Tilda Swinton plays Jessica, a Scottish botanist living in Colombia. In the middle of the night, Jessica hears a loud noise — a “thump!” or a “chonk!” — that rouses her from bed, wondering what the sound’s source might be. It will lead her to a recording engineer, who tries to re-create the sound for her. It dominates her conversations with those she knows and loves, who float in and out of the film like ghosts. Eventually, it leads her to a verdant jungle clearing, where she spends a long time chatting with a quiet man content to scale fish.
“Memoria” doesn’t really move toward answers; when it provides them, they are wonderous and strange, and in no hurry to tie anything up for the viewer. This is a film of powerful stillness. The camera barely moves. Instead, it holds characters under its gaze in a series of medium shots, asking us to observe what happens around them: people passing on the street, a tree blowing in the wind, a torrential rainfall. We study each scene as we might a painting, with one big difference: sound.
Rated PG: for thematic elements, brief mild language
When: May 19-22
Where: Lynn Wyatt Theater, the Museum of Fine Arts, Houston, 5500 Main
Language: English, Spanish with English subtitles
(out of 5)
This is a movie you hear as much as you see, which is appropriate, given the subject.

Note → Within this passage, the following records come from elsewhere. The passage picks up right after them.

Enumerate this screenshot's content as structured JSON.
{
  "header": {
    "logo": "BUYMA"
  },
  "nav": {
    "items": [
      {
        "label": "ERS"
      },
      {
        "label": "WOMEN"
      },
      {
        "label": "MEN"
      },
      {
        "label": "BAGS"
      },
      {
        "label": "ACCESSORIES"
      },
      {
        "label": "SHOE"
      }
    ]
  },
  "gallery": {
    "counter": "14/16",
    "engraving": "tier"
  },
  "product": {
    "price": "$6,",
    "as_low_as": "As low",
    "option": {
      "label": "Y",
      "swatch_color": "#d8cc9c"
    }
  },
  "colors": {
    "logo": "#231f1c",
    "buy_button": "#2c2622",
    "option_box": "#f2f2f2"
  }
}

That rain beats down on the street like a million little drums. When Jessica visits the recording studio, the engineer (Juan Pablo Urrego) gets painstakingly specific in trying to re-create Jessica’s sound — but still can’t quite get it.

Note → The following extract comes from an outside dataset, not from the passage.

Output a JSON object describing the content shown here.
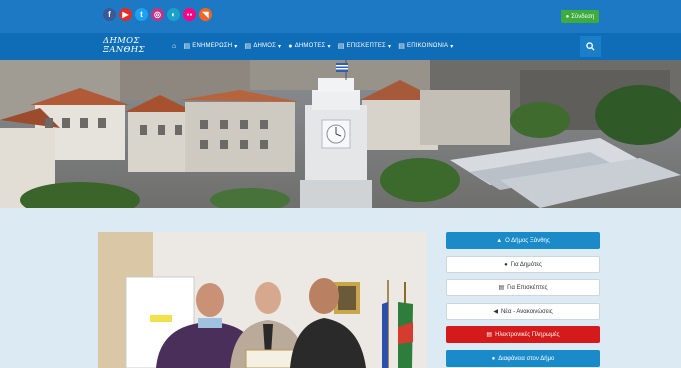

Only Jessica can hear it. Its source remains unknown. “I think I’m going crazy,” Jessica laments, but she never really acts like it. Perhaps she’s dead, a spirit wandering the Earth. Perhaps she’s dreaming. “Memoria” masterfully explores subjective experience through one character’s senses, calmly creating a mystery through one simple but elusive tone.
By the time Jessica settles in to sit with the man with his fish (Elkin Diaz), “Memoria” has already begun to cast its spell. As they sit together, a gurgling creek behind them, the trance deepens. They seem to be discussing past lives; at one point, the man appears to die for a bit, his eyes open, his face and body absolutely still. Then comes the moment that some will insist on labeling a “twist,” though it’s nothing so neat or tidy as that.
Swinton, embracing the film’s stillness, shows once again why she’s one of the bravest actors around. Here she brings her focus to an uncanny film that works more as a meditation than a story, a mood more than a sensation. “Memoria” rearranges your senses and makes the world feel different when you leave the theater.
Chris Vognar is a Houston-based writer.